::: Data provided

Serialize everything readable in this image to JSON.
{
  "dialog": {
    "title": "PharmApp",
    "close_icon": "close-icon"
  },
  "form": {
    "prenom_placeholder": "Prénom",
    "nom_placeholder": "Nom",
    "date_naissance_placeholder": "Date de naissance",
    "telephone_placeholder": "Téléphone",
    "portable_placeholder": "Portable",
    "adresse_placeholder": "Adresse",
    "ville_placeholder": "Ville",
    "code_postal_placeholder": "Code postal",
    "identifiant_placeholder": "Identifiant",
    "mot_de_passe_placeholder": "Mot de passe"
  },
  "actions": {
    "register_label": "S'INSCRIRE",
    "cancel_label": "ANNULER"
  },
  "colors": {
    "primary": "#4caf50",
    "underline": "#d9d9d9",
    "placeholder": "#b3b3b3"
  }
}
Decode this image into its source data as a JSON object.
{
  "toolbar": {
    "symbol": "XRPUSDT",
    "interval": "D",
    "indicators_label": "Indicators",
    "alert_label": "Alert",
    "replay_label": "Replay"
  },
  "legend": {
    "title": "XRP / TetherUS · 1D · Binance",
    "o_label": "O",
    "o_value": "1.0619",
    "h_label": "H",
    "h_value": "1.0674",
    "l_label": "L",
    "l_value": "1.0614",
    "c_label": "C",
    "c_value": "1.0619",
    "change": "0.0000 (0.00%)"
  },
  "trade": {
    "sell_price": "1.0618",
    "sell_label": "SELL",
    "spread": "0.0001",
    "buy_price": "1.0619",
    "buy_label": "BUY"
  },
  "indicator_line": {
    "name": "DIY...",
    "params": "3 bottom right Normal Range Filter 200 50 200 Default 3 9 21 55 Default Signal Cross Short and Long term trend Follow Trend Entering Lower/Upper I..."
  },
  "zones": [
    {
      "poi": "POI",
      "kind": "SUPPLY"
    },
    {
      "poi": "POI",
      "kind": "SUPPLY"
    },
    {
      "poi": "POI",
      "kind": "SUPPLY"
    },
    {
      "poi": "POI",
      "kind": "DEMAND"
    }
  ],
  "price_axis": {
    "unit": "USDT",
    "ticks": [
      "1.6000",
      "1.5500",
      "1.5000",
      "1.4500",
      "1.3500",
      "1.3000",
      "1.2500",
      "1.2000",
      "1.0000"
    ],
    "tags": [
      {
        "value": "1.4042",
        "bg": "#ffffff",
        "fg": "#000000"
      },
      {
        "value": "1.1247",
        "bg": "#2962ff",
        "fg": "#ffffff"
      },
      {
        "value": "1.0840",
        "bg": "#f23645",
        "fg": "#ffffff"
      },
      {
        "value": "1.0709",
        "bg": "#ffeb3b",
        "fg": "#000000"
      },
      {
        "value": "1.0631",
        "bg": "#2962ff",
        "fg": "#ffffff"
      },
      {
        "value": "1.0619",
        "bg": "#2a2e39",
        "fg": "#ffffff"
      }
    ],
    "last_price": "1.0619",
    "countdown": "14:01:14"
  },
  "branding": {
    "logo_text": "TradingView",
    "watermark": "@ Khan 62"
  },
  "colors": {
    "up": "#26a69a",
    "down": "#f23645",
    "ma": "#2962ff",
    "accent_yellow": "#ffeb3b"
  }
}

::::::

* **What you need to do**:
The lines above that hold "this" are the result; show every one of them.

* **Response to the exercise**:
Serialize everything readable in this image to JSON.
Decode this image into its source data as a JSON object.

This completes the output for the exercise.